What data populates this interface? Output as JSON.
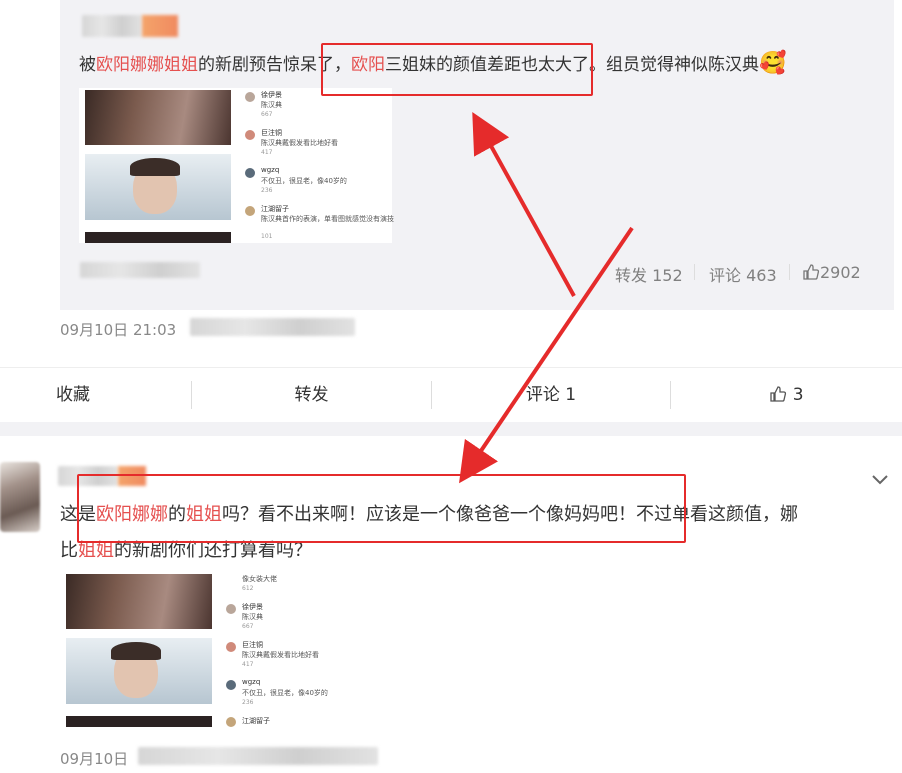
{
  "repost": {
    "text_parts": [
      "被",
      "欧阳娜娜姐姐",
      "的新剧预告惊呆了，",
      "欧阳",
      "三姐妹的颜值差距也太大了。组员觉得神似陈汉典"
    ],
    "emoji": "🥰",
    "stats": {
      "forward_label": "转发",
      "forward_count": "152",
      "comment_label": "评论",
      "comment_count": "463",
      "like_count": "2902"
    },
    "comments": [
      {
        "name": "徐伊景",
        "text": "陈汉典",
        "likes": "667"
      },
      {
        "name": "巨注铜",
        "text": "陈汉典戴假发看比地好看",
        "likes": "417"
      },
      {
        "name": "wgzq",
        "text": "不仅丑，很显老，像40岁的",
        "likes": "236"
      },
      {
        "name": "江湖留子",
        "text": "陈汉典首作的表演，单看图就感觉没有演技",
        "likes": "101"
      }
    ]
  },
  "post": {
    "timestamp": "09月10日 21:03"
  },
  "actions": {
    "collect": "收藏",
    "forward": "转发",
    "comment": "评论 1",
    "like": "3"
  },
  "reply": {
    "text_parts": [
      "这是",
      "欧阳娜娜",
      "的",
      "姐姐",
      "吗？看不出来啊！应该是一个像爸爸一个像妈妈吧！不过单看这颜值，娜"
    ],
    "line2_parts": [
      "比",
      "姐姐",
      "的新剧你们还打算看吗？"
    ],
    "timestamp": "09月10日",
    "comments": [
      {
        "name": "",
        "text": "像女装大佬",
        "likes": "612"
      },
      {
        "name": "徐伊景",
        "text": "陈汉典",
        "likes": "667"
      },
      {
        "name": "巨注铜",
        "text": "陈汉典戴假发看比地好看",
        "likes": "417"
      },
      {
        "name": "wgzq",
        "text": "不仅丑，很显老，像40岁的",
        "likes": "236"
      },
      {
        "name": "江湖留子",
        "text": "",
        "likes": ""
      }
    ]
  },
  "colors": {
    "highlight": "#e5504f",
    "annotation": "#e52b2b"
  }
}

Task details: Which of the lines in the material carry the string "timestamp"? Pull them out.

Solved problem:
    "timestamp": "09月10日 21:03"
    "timestamp": "09月10日",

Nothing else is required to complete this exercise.